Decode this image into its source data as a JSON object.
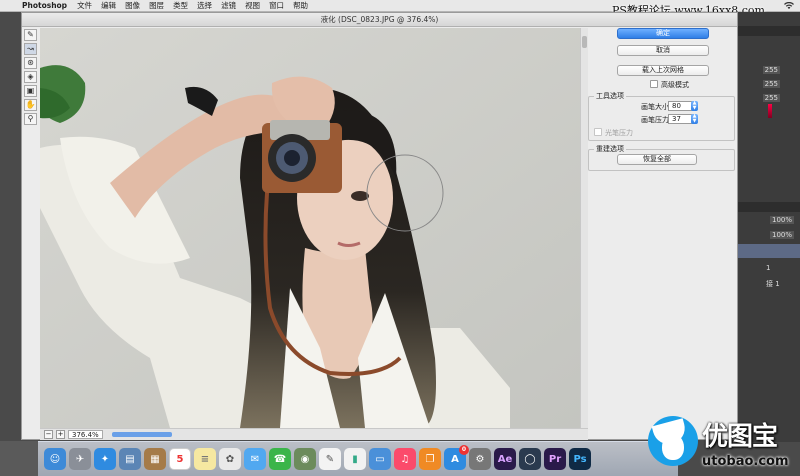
{
  "menubar": {
    "app": "Photoshop",
    "items": [
      "文件",
      "编辑",
      "图像",
      "图层",
      "类型",
      "选择",
      "滤镜",
      "视图",
      "窗口",
      "帮助"
    ]
  },
  "watermark_top": "PS教程论坛 www.16xx8.com",
  "dialog": {
    "title": "液化 (DSC_0823.JPG @ 376.4%)",
    "tools": [
      "brush-icon",
      "forward-warp-icon",
      "pucker-icon",
      "bloat-icon",
      "mask-icon",
      "hand-icon",
      "zoom-icon"
    ],
    "zoom_level": "376.4%"
  },
  "options": {
    "ok": "确定",
    "cancel": "取消",
    "load_mesh": "载入上次网格",
    "advanced_mode": "高级模式",
    "tool_options_title": "工具选项",
    "brush_size_label": "画笔大小:",
    "brush_size": "80",
    "brush_pressure_label": "画笔压力:",
    "brush_pressure": "37",
    "stylus_pressure": "光笔压力",
    "reconstruct_title": "重建选项",
    "restore_all": "恢复全部"
  },
  "bg_panel": {
    "values": [
      "255",
      "255",
      "255"
    ],
    "percents": [
      "100%",
      "100%"
    ],
    "layer_texts": [
      "1",
      "接 1"
    ]
  },
  "dock": {
    "calendar_day": "5",
    "badge": "0",
    "apps": [
      "Ae",
      "Pr",
      "Ps"
    ]
  },
  "watermark": {
    "brand": "优图宝",
    "url": "utobao.com"
  }
}
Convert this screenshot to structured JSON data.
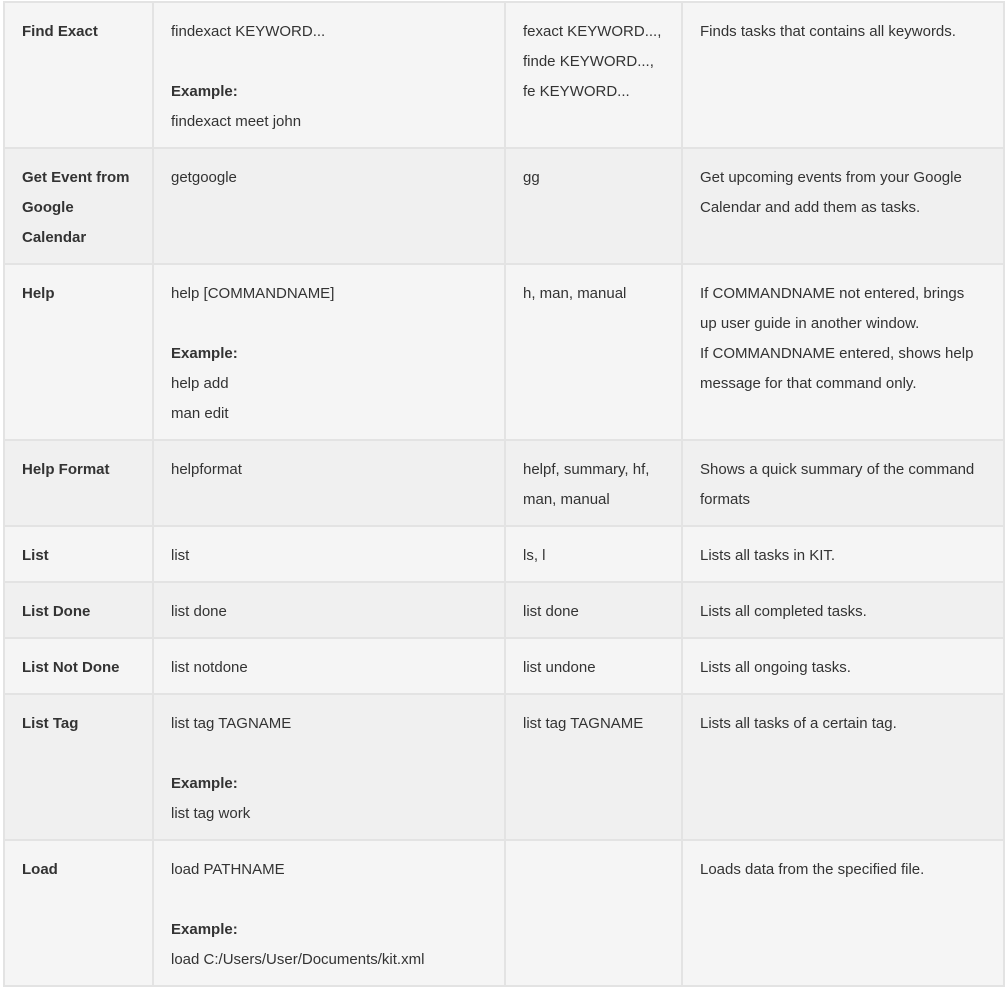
{
  "rows": [
    {
      "command": "Find Exact",
      "format": [
        "findexact KEYWORD..."
      ],
      "example_label": "Example:",
      "examples": [
        "findexact meet john"
      ],
      "shortcuts": [
        "fexact KEYWORD...,",
        "finde KEYWORD...,",
        "fe KEYWORD..."
      ],
      "description": [
        "Finds tasks that contains all keywords."
      ]
    },
    {
      "command": "Get Event from Google Calendar",
      "format": [
        "getgoogle"
      ],
      "examples": [],
      "shortcuts": [
        "gg"
      ],
      "description": [
        "Get upcoming events from your Google Calendar and add them as tasks."
      ]
    },
    {
      "command": "Help",
      "format": [
        "help [COMMANDNAME]"
      ],
      "example_label": "Example:",
      "examples": [
        "help add",
        "man edit"
      ],
      "shortcuts": [
        "h, man, manual"
      ],
      "description": [
        "If COMMANDNAME not entered, brings up user guide in another window.",
        "If COMMANDNAME entered, shows help message for that command only."
      ]
    },
    {
      "command": "Help Format",
      "format": [
        "helpformat"
      ],
      "examples": [],
      "shortcuts": [
        "helpf, summary, hf, man, manual"
      ],
      "description": [
        "Shows a quick summary of the command formats"
      ]
    },
    {
      "command": "List",
      "format": [
        "list"
      ],
      "examples": [],
      "shortcuts": [
        "ls, l"
      ],
      "description": [
        "Lists all tasks in KIT."
      ]
    },
    {
      "command": "List Done",
      "format": [
        "list done"
      ],
      "examples": [],
      "shortcuts": [
        "list done"
      ],
      "description": [
        "Lists all completed tasks."
      ]
    },
    {
      "command": "List Not Done",
      "format": [
        "list notdone"
      ],
      "examples": [],
      "shortcuts": [
        "list undone"
      ],
      "description": [
        "Lists all ongoing tasks."
      ]
    },
    {
      "command": "List Tag",
      "format": [
        "list tag TAGNAME"
      ],
      "example_label": "Example:",
      "examples": [
        "list tag work"
      ],
      "shortcuts": [
        "list tag TAGNAME"
      ],
      "description": [
        "Lists all tasks of a certain tag."
      ]
    },
    {
      "command": "Load",
      "format": [
        "load PATHNAME"
      ],
      "example_label": "Example:",
      "examples": [
        "load C:/Users/User/Documents/kit.xml"
      ],
      "shortcuts": [],
      "description": [
        "Loads data from the specified file."
      ]
    }
  ]
}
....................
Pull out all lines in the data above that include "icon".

### ANSWER FOR THE TASK
      "brush-icon",
      "forward-warp-icon",
      "pucker-icon",
      "bloat-icon",
      "mask-icon",
      "hand-icon",
      "zoom-icon"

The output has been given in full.